The 2005 Quadrennial Defense Review reflected this focus. In concert with efforts to defeat terrorist extremism, defend the homeland, counter weapons of mass destruction, and shape the choices of countries at strategic crossroads, the document advanced the shift toward expeditionary forces, highlighting a need for speed, agility, precision, and lethality when thwarting non-traditional or asymmetrical threats. It also accentuated the military’s supporting role during interagency stability, security, transition, and reconstruction operations, underscoring that the Department of Defense alone could not win the current conflict.
During July 2006 escalating violence in Afghanistan and Iraq prompted a comprehensive policy review. Early in January 2007, one month after Robert Gates succeeded Donald Rumsfeld as the Secretary of Defense, the Bush administration presented its “New Way Forward in Iraq.” This initiative, a strategic realignment to reverse deteriorating conditions in that theater of operations, emphasized the security and development aspects of the “clear, hold, and build” counterinsurgency strategy. It also strengthened the nation’s overall strategic reserve by raising thresholds for the Army and Marine Corps end strengths.
The first of five surge brigades reached Iraq during late January 2007. Six months later General Pace had an opportunity to observe the improvements in Iraq’s security situation firsthand. After visiting Baghdad and Ramadi he told reporters: “A sea change is taking place in many places here. It’s no longer a matter of pushing al-Qaeda out… but rather…helping the local police and local army…get their feet on the ground and set up their systems.”
General Pace retired on 1 October 2007, after more than forty years of active military service.

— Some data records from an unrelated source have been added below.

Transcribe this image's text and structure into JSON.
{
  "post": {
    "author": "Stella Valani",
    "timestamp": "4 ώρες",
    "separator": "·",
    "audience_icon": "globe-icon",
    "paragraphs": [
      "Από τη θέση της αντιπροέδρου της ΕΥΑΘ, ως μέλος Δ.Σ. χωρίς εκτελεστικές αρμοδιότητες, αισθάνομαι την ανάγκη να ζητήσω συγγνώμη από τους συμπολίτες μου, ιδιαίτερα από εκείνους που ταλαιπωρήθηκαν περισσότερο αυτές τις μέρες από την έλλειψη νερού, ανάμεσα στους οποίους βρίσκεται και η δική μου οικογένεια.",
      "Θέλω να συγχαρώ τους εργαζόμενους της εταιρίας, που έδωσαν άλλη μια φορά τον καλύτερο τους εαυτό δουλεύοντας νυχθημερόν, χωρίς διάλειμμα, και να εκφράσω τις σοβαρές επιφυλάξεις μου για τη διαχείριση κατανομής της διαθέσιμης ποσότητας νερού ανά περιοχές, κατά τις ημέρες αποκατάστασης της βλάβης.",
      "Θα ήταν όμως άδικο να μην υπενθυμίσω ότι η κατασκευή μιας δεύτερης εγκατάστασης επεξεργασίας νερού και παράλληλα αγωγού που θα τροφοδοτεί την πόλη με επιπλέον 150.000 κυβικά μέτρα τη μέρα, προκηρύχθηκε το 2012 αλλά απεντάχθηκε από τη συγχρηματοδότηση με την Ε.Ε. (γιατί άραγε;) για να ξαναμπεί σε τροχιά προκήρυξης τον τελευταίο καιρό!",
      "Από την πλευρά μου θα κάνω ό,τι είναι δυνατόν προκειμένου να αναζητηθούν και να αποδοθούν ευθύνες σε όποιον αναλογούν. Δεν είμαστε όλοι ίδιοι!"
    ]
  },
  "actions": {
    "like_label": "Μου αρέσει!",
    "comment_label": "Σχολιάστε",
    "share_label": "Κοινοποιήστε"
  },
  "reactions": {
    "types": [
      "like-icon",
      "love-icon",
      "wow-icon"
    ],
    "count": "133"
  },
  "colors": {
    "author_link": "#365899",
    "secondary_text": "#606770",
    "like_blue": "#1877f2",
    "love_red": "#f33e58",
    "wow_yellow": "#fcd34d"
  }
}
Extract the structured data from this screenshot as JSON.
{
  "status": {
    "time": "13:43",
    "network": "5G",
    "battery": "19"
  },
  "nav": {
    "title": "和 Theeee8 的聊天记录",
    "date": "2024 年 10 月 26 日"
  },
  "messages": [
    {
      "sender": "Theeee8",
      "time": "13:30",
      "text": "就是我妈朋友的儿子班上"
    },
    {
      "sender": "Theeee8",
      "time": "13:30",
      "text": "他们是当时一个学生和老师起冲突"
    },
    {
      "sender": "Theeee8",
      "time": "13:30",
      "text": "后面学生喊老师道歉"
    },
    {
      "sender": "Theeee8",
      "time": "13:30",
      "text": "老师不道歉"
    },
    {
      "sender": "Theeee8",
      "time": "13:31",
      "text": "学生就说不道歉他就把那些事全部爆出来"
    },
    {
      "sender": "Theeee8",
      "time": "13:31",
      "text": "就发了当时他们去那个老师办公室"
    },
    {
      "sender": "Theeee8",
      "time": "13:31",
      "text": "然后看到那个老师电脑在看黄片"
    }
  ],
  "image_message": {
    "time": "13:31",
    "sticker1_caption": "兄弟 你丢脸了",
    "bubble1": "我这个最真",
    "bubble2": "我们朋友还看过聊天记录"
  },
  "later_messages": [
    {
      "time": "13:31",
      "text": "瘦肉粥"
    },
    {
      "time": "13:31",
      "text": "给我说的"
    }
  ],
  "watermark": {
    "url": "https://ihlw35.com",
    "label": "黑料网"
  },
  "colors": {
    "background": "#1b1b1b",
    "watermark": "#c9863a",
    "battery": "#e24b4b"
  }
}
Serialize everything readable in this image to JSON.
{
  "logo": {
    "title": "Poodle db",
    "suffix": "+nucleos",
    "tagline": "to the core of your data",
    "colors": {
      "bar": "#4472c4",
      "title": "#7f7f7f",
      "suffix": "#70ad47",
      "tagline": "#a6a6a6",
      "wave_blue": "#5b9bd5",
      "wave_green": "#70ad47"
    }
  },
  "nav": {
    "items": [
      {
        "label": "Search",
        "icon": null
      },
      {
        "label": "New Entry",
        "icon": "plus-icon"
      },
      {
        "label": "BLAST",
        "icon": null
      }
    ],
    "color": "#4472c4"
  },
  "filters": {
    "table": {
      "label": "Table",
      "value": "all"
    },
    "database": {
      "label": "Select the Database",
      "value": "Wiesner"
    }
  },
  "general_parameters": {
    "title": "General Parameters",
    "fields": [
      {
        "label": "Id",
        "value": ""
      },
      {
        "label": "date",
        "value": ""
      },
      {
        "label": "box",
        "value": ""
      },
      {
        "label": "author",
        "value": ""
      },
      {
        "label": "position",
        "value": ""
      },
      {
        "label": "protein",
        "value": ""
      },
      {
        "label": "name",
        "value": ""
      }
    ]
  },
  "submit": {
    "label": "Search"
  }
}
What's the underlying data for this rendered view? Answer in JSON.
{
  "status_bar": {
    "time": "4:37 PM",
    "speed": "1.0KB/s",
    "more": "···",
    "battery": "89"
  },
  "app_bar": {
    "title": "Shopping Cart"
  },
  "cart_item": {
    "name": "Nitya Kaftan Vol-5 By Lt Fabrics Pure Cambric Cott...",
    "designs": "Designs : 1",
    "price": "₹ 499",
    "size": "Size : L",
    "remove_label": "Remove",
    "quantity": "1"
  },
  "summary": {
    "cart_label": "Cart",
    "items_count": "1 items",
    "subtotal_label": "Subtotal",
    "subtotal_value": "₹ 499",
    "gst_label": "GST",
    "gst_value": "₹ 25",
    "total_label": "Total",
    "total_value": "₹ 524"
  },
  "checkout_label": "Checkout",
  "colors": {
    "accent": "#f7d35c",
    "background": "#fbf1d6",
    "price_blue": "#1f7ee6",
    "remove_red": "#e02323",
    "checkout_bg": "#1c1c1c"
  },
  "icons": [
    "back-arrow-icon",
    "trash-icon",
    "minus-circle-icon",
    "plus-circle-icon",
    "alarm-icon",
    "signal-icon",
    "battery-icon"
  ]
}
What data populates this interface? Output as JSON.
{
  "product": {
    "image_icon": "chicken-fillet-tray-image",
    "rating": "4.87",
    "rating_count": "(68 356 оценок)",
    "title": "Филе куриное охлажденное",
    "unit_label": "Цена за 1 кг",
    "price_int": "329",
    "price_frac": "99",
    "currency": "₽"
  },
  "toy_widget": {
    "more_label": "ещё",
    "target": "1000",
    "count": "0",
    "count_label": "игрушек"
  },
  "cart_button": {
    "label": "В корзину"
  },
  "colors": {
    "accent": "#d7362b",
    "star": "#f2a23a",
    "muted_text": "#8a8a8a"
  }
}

In recognition of his contribution to the nation, President Bush presented him with the Presidential Medal of Freedom on 19 June 2008. Following retirement, Pace served on the President’s Intelligence Advisory Board and the Secretary of Defense’s Defense Policy Board. He also held leadership positions in several corporations involved in management consulting, private equity, and information technology security, and taught as a visiting/adjunct faculty member at Kelley School of Business, Indiana University; Fordham University; and Georgetown University. He is cofounder and Chairman of Wall Street Warfighters Foundation and has held advisory positions with a number of other organizations designed to support the troops and their families, to include the Marine Corps Law Enforcement Foundation, USO, American Corporate Partners, Snowball Express, and Our Military Kids.